weakness on the gait pattern. Muscle strength was therefore relatively reduced by adding 10%
weight to the body, by means of a diving belt (lead was fixed to the belt). To avoid asymmetry,
the weight was evenly distributed around the waist, close to S-2, which is considered to be the
approximate location of the centre of mass. For each patient the gait analysis data of two trials
were used. 72 gait parameters per gait trial were compared between the baseline and extra
weight condition by one-way ANOVA (with posthoc Tuckey).
Children with CP who walked with
increased weight showed
significantly reduced walking

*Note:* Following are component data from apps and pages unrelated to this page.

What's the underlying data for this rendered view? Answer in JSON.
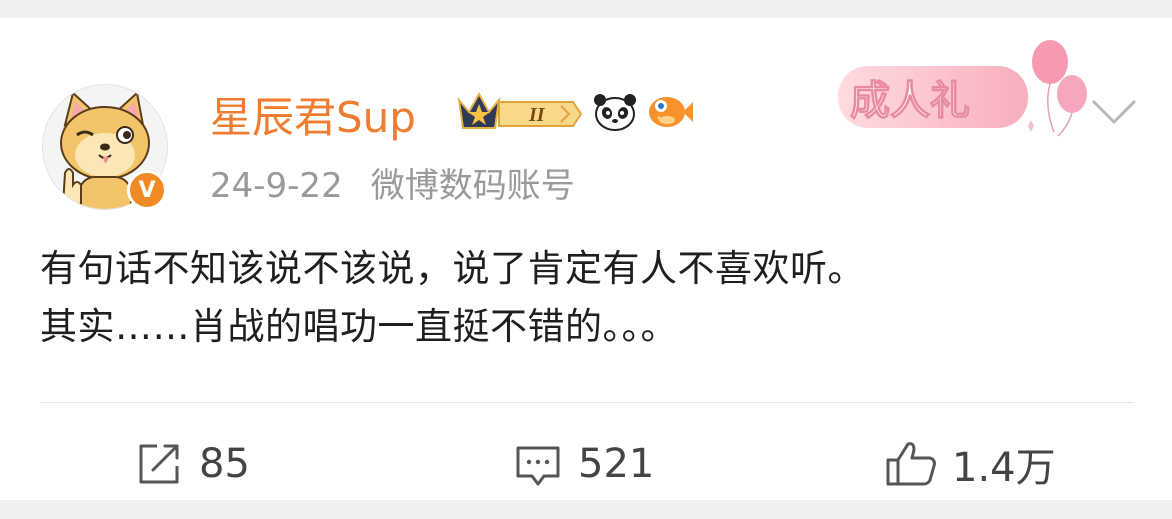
{
  "post": {
    "author": "星辰君Sup",
    "badge_level": "II",
    "date": "24-9-22",
    "account_type": "微博数码账号",
    "ceremony_badge": "成人礼",
    "text_lines": [
      "有句话不知该说不该说，说了肯定有人不喜欢听。",
      "其实……肖战的唱功一直挺不错的。。。"
    ]
  },
  "actions": {
    "reposts": "85",
    "comments": "521",
    "likes": "1.4万"
  },
  "colors": {
    "username": "#ef7d31",
    "meta": "#9a9a9a",
    "verified": "#f08a24",
    "background": "#efefef"
  }
}
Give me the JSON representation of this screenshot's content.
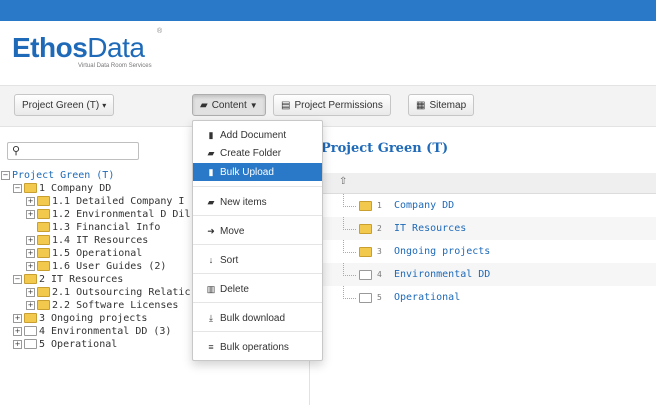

speed and a delayed timing of toeoff
compared to the baseline
condition. Extra weight also
caused increased knee flexion at
initial contact and an overall more
flexed position in stance.
Significant changes due to extra weight were also recognized at the hip and pelvis (Table 1).
This pilot study highlighted some changes in gait due to extra weight, which may be considered
as parameters that measure the ‘provoked’ weakness. Our conclusions concerning gait
parameters that are sensitive to weakness should be tentative as we have a limited number of
analysed patients so far. Future analysis in a larger group, including a control group of typical
children, and with increased intersubject variability for strength and functional level, can help to
recognize patients who walk with a gait pattern that is mainly related to overall weakness.
 Ross et al. (2007), Arch Phys Med Rehabil 8(8):1114-1120.
 Damiano et al. (2001), Eur J Neurol 8(5):40-49.
 Engsberg et al. (2006) Pediatr Phys Ther 18(4):266-275.
 Morton et al. (2005) Clinic Rehab 19(3):283-289.
|Publication status: ||published|
|KU Leuven publication type: ||IMa|
|Appears in Collections:||Movement Control & Neuroplasticity Research Group|
Research Group for Neuromotor Rehabilitation
Brain & Metabolism Section (-)
Orthopaedics Section (-)
Youth Health (-)
|Files in This Item:
|Poster ESMAC Leen van gestel 2009.doc||Poster Leen Van Gestel ESMAC 2009 ||
| ||These files are only available to some KU Leuven Association staff members|